Pine Island Road widening will require major water line to be moved
Officials not sure if move will impact rates.
Pine Island and Cape Coral water officials are talking about what to do with a major water line before the state paves it over.
The 1.5-mile line runs along the south side of Pine Island Road from Burnt Store Road to Nott’s Road, also known as Southwest 24th Avenue. Moving it eight feet to the south when the state widens Pine Island Road next year could cost around $950,000, according to William Thacher, general manager of the Greater Pine Island Water Association.
“It’s going to cover up our water line, so we have to move it.” Thacher said. “It certainly would impact us. Whether it would impact rates, I don’t know.”
Fortunately, the association has a short list of capital improvement projects to complete. It could borrow for those projects and the water line and still pay the loan off in about four years, Thacher said. The association also has the money to move the line in its reserves, he said.
The financial impact on the city isn’t clear yet.
“We only recently met with GPIWA representatives, and we have more questions than answers at this point,” city spokeswoman Connie Barron said in an email response. “We need to evaluate the potential costs associated with the proposal and make sure that the infrastructure would not be a burden or liability to the city.”
The association asked the city in a June 7 letter if it was interested in taking control of the line east of the Sandoval property, but not the portion that passes the site Wal Mart has selected for a Supercenter.

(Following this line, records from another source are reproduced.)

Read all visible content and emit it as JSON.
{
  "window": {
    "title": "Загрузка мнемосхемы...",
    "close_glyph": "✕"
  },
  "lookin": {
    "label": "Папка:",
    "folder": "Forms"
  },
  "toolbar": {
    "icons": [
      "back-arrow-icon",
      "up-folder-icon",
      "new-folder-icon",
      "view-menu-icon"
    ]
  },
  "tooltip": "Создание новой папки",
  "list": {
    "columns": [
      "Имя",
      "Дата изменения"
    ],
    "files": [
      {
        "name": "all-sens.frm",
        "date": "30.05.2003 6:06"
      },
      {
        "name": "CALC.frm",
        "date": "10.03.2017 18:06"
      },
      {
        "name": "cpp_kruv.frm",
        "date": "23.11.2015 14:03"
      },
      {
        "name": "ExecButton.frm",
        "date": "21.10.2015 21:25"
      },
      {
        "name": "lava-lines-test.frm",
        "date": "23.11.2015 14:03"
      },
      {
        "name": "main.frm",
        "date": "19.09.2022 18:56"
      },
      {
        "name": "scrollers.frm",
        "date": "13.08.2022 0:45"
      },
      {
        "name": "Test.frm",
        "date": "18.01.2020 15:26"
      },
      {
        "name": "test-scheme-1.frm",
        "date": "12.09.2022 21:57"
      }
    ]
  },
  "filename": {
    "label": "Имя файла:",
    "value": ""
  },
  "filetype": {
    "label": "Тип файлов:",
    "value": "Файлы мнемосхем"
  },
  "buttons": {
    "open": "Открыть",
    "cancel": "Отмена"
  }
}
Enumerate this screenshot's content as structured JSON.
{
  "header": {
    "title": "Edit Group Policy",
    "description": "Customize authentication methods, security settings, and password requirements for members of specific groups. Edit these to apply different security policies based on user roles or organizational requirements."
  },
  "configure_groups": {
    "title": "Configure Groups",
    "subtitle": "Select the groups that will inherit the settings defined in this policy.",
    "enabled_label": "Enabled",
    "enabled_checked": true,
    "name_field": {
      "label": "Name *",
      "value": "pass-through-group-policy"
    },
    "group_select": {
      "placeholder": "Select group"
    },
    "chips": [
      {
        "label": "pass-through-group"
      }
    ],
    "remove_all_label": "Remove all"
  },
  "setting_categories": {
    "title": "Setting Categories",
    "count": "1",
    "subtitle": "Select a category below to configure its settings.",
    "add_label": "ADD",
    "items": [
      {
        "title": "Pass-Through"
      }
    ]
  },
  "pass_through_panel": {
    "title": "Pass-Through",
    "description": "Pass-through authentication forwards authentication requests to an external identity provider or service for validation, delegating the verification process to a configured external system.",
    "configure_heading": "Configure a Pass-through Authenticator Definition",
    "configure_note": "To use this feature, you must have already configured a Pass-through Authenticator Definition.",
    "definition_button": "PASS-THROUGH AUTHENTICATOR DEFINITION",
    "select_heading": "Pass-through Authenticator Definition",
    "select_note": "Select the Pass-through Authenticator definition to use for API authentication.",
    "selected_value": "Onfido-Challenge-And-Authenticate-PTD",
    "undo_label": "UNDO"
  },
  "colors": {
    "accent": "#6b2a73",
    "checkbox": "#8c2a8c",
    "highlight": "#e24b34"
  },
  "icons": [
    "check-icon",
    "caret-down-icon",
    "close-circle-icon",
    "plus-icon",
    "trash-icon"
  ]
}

Any agreement to cooperate should be approved by the end of next January, before the construction contract is let in March, the letter said.
“That was an inquiry to say we’ve been thinking about this, are you interested,” Thacher said.
The association also has the option to use a water main that runs east through the Royal Tee development and could be tied into the rest of the lines at Sandoval, Thacher said.
Some of the area’s residents still live in unincorporated Lee County. Thacher and Barron both said the city has to determine how and whether it can serve residents who live outside the city.
The Pine Island association began serving northwest Cape residents before the city could provide services, Thacher said. The service area also includes homes at the southern end of the Burnt Store Road area.
The city and the association went to court in 2005 over the association’s right to provide the service. A settlement achieved through mediation was approved in 2008. The city agreed to concede the association had the right under a franchise granted by Lee County. The city also tried to assert authority over rates charged by the association. A judge ruled the city had no power to set the rates.
The chief consideration now is whether the association’s pipes are compatible with the city’s system, said Councilman Kevin Grail. Part of his district gets service from the association.
But the city doesn’t plan to bring water to the association’s territory until the North 2 expansion project is built in 2015-2017.
“Our goal eventually is to get all residents hooked up on Cape Coral city water,” McGrail said.
“It’s going to boil down to what the engineering looks like,” McGrail said.